• Records provided:
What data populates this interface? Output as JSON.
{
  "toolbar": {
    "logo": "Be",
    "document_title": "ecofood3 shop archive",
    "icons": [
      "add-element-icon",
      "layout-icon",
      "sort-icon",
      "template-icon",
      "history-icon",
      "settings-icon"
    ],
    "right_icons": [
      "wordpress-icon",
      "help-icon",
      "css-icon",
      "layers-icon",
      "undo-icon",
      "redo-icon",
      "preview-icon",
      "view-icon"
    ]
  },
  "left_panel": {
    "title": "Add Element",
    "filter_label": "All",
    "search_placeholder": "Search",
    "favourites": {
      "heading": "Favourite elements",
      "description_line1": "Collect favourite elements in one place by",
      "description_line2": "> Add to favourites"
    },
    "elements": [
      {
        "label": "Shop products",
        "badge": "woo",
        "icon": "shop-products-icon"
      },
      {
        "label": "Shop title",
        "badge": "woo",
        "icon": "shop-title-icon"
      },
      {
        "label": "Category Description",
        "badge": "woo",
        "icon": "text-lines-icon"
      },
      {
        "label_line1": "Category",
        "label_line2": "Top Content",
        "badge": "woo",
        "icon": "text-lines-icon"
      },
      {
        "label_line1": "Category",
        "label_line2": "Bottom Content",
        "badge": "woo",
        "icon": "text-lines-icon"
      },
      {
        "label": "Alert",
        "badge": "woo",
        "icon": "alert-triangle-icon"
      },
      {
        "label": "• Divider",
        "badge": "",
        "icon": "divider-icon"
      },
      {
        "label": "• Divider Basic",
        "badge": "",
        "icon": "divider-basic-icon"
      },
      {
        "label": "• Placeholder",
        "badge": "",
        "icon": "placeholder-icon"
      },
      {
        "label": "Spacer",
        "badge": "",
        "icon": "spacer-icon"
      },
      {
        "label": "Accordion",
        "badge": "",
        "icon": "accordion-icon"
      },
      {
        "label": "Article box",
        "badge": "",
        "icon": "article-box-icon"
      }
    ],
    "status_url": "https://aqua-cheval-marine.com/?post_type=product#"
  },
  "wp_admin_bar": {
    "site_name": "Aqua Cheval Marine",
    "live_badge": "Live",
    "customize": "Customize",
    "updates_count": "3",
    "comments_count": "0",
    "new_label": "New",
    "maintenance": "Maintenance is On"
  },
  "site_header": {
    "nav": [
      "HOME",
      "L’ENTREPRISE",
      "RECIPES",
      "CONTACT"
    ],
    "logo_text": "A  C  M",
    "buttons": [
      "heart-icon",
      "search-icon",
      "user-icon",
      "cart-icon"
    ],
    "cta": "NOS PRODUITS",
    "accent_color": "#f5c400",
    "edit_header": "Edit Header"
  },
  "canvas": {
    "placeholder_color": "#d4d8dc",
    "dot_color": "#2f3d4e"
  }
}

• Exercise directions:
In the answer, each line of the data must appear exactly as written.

• Answer space:
What data populates this interface? Output as JSON.
{
  "toolbar": {
    "logo": "Be",
    "document_title": "ecofood3 shop archive",
    "icons": [
      "add-element-icon",
      "layout-icon",
      "sort-icon",
      "template-icon",
      "history-icon",
      "settings-icon"
    ],
    "right_icons": [
      "wordpress-icon",
      "help-icon",
      "css-icon",
      "layers-icon",
      "undo-icon",
      "redo-icon",
      "preview-icon",
      "view-icon"
    ]
  },
  "left_panel": {
    "title": "Add Element",
    "filter_label": "All",
    "search_placeholder": "Search",
    "favourites": {
      "heading": "Favourite elements",
      "description_line1": "Collect favourite elements in one place by",
      "description_line2": "> Add to favourites"
    },
    "elements": [
      {
        "label": "Shop products",
        "badge": "woo",
        "icon": "shop-products-icon"
      },
      {
        "label": "Shop title",
        "badge": "woo",
        "icon": "shop-title-icon"
      },
      {
        "label": "Category Description",
        "badge": "woo",
        "icon": "text-lines-icon"
      },
      {
        "label_line1": "Category",
        "label_line2": "Top Content",
        "badge": "woo",
        "icon": "text-lines-icon"
      },
      {
        "label_line1": "Category",
        "label_line2": "Bottom Content",
        "badge": "woo",
        "icon": "text-lines-icon"
      },
      {
        "label": "Alert",
        "badge": "woo",
        "icon": "alert-triangle-icon"
      },
      {
        "label": "• Divider",
        "badge": "",
        "icon": "divider-icon"
      },
      {
        "label": "• Divider Basic",
        "badge": "",
        "icon": "divider-basic-icon"
      },
      {
        "label": "• Placeholder",
        "badge": "",
        "icon": "placeholder-icon"
      },
      {
        "label": "Spacer",
        "badge": "",
        "icon": "spacer-icon"
      },
      {
        "label": "Accordion",
        "badge": "",
        "icon": "accordion-icon"
      },
      {
        "label": "Article box",
        "badge": "",
        "icon": "article-box-icon"
      }
    ],
    "status_url": "https://aqua-cheval-marine.com/?post_type=product#"
  },
  "wp_admin_bar": {
    "site_name": "Aqua Cheval Marine",
    "live_badge": "Live",
    "customize": "Customize",
    "updates_count": "3",
    "comments_count": "0",
    "new_label": "New",
    "maintenance": "Maintenance is On"
  },
  "site_header": {
    "nav": [
      "HOME",
      "L’ENTREPRISE",
      "RECIPES",
      "CONTACT"
    ],
    "logo_text": "A  C  M",
    "buttons": [
      "heart-icon",
      "search-icon",
      "user-icon",
      "cart-icon"
    ],
    "cta": "NOS PRODUITS",
    "accent_color": "#f5c400",
    "edit_header": "Edit Header"
  },
  "canvas": {
    "placeholder_color": "#d4d8dc",
    "dot_color": "#2f3d4e"
  }
}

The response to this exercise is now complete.